Photo: FEMA News Photo
It’s the worst-case scenario. A major storm was predicted and this time, the predictions were right. Many power lines are down, and your electricity may be out for several days or weeks. You are low on everything––food, pet supplies, toilet paper, batteries, diapers and your medication.
Imagine how you would feel in this situation. Some of us even experienced these scenarios first-hand. While you can’t predict which weather forecast will come true, you can plan ahead so when a severe weather event strikes, you have the tools and resources to effectively weather the storm. September is National Preparedness Month. It's a good time to visit www.ready.gov/make-a-plan and brush up on your storm preparedness plan. Here are some items to consider:
• Stock your pantry with a 3-7 day (or more) supply of non-perishable food, such as canned goods, energy bars, peanut butter, powdered milk, water and other essentials (i.e., diapers/toiletries).
• Confirm you have adequate sanitation & hygiene supplies including towelettes, soap & hand sanitizer.
• Stock your First Aid kit with pain relievers, bandages, medical essentials & make sure your prescriptions are current.
• Set aside basic household items, including flashlights, batteries, a manual can opener & portable, battery-powered radio or TV.
• Organize emergency supplies so they are in an easily accessible location.
If a severe storm such as a hurricane is expected with high winds and sustained rain, you may need to take extra steps to safeguard your home. Shutter windows and securely close exterior doors. Fully charge all cell phones, laptops and devices so you have maximum power in the event of a power outage. If you plan to use a small generator, make sure it’s rated to handle the amount of power you will need, and always review the manufacturer’s instructions to operate it safely.
In the event of an outage, turn off appliances, TVs, computers and other sensitive electronics. This will help avert damage from a power surge, and will also help prevent overloading the circuits during power restoration. That said, do leave one light on so you will know when power is restored. If utilizing a small household generator, consider using LED holiday lights to illuminate a living area. A strand of 100 white lights draws little energy yet produces considerable light. Solar lights also work, if they can receive some sunlight during the day for charging.
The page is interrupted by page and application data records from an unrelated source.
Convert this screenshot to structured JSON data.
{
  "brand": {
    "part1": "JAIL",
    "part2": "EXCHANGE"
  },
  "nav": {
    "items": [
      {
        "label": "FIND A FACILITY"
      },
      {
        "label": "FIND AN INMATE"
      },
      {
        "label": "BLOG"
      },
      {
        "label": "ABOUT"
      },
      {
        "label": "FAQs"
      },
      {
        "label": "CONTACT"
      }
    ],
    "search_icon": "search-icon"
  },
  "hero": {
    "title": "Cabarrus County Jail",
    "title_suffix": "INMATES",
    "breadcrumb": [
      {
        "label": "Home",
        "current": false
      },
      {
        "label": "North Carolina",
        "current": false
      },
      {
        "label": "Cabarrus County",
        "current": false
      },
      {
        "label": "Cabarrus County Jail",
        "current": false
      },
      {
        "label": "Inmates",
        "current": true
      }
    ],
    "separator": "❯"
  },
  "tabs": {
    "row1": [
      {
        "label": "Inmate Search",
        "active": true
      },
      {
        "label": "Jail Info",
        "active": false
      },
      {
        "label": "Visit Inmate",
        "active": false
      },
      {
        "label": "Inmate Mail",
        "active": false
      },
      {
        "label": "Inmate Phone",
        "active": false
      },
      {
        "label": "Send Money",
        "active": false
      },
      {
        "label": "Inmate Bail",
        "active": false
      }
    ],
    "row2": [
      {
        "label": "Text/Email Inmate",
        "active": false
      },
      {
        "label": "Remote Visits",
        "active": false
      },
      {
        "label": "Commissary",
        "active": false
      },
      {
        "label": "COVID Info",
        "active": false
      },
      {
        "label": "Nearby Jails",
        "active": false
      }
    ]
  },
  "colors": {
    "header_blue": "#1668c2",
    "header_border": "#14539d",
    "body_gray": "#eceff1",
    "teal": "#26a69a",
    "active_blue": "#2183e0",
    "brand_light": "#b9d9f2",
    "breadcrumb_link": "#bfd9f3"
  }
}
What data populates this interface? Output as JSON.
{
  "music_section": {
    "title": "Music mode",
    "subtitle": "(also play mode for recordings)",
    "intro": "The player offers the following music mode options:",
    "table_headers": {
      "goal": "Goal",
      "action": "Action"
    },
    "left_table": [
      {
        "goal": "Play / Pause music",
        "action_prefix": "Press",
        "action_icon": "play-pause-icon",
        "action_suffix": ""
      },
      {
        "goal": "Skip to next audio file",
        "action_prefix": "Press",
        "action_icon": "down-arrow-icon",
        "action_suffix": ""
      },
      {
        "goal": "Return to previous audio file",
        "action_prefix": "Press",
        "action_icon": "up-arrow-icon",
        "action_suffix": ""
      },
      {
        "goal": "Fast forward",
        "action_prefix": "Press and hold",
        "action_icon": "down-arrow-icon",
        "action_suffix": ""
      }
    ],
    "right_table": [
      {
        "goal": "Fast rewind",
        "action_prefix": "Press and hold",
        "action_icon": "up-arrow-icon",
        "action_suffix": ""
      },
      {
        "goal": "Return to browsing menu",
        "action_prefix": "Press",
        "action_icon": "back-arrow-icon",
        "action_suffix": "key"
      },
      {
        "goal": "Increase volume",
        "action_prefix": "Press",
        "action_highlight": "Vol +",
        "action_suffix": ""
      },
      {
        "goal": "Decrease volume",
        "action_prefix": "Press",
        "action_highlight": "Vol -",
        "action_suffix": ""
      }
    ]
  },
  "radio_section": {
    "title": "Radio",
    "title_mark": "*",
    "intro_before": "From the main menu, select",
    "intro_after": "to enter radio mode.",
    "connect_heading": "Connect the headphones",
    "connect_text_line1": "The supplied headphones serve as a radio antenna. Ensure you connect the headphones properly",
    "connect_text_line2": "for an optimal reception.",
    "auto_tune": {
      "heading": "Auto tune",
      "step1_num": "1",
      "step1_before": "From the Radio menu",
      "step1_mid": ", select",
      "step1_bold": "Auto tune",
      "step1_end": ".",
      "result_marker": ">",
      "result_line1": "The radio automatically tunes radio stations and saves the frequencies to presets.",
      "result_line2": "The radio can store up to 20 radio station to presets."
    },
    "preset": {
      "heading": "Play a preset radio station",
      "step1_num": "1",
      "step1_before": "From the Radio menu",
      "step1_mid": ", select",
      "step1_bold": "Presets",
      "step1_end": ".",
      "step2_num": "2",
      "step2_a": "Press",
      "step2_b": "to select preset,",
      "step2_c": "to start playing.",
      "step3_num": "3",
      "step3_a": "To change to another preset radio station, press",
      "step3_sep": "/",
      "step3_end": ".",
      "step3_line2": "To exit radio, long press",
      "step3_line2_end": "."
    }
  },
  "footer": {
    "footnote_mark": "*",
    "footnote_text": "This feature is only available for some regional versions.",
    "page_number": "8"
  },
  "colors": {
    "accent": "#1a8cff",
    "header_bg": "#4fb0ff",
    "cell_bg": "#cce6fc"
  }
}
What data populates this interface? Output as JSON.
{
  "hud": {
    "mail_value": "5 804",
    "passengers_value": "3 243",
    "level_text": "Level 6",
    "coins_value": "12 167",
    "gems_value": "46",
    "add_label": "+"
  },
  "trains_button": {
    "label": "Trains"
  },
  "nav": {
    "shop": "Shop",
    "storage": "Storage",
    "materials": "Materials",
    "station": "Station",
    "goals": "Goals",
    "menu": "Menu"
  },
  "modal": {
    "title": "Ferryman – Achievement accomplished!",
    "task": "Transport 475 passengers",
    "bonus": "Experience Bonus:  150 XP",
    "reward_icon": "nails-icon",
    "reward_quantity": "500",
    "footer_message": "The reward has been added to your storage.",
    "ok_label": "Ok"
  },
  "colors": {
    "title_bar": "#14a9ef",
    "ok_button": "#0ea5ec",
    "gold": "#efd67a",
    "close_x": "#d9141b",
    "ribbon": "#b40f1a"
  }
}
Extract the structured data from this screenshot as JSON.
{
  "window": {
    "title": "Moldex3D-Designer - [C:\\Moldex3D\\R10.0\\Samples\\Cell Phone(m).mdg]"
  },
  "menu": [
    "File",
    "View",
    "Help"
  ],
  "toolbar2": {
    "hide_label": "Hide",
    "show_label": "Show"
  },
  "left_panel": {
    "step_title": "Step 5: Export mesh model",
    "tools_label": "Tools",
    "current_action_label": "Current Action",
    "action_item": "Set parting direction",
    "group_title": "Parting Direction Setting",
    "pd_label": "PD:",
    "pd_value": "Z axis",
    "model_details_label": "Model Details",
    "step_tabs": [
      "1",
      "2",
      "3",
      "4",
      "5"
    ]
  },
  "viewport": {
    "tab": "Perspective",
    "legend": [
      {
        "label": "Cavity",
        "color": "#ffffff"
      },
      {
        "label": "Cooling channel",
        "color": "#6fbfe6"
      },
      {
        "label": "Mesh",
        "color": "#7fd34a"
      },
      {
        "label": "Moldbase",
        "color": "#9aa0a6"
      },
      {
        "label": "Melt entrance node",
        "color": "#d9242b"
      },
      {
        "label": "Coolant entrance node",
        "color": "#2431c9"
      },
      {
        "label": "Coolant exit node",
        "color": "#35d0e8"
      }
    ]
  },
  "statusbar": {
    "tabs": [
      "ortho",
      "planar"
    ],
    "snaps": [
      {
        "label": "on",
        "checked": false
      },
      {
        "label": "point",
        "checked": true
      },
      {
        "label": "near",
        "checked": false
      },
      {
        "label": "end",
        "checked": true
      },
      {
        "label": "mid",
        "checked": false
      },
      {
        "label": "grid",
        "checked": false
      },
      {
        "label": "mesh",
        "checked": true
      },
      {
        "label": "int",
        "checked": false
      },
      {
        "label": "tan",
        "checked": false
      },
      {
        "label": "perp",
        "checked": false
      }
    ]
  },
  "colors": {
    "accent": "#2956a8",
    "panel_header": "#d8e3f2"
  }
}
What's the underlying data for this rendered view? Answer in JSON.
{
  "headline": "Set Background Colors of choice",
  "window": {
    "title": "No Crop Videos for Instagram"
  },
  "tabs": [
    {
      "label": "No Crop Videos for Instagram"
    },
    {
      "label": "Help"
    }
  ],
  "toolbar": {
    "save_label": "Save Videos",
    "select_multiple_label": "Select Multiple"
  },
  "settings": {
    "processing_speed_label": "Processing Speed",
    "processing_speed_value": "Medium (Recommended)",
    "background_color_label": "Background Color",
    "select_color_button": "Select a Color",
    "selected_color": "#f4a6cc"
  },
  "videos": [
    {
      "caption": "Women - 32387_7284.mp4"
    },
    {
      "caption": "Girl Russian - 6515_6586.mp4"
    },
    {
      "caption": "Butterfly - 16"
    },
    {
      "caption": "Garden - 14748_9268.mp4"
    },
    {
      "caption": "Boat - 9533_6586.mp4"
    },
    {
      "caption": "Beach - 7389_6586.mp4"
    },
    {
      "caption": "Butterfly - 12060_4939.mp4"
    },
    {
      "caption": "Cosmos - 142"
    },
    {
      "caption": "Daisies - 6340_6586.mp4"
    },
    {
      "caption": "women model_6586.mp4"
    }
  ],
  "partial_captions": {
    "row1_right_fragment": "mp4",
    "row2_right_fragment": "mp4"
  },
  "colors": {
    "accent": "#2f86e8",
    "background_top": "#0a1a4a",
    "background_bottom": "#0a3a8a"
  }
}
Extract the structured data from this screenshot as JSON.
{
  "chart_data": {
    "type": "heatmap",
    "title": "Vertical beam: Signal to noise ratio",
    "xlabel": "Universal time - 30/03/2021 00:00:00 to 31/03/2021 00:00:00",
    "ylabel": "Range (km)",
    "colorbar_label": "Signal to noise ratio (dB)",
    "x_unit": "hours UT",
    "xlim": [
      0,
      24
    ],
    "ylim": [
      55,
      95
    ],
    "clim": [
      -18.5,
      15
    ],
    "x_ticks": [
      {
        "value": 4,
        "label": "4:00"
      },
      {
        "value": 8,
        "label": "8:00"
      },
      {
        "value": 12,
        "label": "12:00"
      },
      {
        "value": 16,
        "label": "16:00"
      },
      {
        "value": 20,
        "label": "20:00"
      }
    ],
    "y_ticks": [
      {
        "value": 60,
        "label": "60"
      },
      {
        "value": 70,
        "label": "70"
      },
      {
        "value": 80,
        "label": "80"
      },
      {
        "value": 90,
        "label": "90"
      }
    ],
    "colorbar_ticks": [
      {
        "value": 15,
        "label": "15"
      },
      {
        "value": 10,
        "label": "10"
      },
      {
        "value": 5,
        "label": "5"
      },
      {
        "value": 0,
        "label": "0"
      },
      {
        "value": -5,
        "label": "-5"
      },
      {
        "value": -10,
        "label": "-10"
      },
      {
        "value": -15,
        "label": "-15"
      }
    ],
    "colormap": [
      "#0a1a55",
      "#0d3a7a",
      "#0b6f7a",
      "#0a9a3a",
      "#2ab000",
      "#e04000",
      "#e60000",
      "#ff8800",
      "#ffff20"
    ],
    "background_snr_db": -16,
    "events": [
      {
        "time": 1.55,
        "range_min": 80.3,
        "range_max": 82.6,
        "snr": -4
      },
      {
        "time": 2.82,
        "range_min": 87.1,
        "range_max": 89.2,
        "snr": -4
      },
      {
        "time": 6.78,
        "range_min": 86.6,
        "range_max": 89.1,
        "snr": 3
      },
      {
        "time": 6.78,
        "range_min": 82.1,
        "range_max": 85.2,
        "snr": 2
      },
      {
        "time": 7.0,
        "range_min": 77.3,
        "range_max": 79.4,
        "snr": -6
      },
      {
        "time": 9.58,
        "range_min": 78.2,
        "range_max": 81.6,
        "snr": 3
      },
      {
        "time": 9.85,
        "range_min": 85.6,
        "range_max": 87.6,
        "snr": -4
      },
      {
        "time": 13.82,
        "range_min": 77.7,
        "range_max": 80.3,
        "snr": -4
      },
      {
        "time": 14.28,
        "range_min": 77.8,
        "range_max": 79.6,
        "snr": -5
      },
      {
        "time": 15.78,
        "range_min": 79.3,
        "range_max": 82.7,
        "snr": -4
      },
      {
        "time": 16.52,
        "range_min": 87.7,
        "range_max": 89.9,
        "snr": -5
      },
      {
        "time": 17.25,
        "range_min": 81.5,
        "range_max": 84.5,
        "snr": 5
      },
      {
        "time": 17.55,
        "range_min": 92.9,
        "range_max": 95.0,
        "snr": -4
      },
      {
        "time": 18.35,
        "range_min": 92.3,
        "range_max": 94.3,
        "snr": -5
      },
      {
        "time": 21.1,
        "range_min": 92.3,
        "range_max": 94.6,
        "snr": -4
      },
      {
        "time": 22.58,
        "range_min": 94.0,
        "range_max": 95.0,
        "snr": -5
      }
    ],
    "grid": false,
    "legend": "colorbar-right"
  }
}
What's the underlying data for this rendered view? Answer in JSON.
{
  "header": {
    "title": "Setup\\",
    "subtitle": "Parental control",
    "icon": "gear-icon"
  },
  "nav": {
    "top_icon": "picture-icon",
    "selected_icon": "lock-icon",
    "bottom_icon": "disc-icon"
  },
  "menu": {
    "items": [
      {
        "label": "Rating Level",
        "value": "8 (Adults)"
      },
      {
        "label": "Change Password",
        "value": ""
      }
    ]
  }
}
Listen to local news or NOAA Weather Radio for emergency updates, or check West Florida Electric’s (WFEC) app, Facebook page or website for restoration updates.
After the storm, avoid downed power lines and walking through flooded areas where power lines could be submerged. Allow ample room for utility crews to safely perform their jobs – including on your property.
Advance planning for severe storms or other emergencies can reduce stress and anxiety caused by the weather event and can lessen the impact of the storm’s effects. Sign up for NOAA emergency alerts and warnings and install WFEC’s app to your phone to stay abreast of restoration efforts and other important co-op news and information. Act today, because there is power in planning.